■ **RECORDED INFORMATION**:
______________________________
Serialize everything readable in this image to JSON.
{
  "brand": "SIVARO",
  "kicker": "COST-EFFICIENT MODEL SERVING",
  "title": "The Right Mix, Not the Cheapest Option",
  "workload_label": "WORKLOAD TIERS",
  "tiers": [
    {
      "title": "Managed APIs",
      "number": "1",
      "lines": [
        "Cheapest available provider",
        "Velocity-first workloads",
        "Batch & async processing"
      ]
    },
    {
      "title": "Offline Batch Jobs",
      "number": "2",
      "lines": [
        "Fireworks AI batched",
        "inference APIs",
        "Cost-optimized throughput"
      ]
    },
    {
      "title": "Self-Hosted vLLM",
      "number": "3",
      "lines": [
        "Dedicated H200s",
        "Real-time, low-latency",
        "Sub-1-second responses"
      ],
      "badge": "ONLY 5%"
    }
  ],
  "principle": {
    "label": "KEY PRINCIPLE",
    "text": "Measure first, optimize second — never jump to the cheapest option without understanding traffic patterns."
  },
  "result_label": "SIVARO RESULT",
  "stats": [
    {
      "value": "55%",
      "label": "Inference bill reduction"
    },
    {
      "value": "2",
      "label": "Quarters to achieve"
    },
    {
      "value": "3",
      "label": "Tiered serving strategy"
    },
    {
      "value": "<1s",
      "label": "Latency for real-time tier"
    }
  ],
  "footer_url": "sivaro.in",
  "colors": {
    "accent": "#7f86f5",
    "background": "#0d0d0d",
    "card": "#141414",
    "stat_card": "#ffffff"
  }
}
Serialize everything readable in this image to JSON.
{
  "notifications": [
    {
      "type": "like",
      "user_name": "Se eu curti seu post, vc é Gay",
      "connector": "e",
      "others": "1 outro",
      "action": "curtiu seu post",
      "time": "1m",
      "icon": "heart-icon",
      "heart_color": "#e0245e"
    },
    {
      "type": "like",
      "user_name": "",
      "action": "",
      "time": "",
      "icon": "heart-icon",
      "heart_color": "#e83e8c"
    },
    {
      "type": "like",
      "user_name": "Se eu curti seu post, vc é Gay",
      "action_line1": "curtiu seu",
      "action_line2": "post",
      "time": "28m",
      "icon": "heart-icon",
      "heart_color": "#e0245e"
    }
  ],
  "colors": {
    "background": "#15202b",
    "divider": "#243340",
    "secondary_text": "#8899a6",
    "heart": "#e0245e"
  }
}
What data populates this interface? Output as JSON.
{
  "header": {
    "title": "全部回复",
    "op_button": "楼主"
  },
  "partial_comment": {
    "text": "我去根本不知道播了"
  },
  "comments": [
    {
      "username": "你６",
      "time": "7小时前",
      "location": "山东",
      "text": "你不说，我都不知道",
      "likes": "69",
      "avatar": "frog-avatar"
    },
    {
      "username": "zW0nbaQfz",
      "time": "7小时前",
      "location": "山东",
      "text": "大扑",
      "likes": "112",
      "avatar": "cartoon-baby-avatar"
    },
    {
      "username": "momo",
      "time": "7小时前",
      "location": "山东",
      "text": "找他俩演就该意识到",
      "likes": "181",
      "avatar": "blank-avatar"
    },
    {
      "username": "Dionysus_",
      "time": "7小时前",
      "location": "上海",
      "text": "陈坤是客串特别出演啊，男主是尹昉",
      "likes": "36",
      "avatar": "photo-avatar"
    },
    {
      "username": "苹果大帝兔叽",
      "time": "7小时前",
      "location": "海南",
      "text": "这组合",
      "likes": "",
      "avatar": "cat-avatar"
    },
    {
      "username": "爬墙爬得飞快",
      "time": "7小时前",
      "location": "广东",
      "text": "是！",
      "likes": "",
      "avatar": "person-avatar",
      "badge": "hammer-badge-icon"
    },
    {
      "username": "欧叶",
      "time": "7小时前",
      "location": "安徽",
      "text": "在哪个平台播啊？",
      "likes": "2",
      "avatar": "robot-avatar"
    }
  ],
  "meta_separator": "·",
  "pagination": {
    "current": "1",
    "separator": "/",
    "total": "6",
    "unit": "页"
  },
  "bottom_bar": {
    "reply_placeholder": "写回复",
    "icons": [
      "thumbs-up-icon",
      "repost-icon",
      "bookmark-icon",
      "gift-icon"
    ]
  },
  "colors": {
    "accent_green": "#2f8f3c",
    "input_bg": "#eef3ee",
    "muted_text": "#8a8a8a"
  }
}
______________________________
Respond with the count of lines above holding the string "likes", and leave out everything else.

■ **OUTPUT**: 7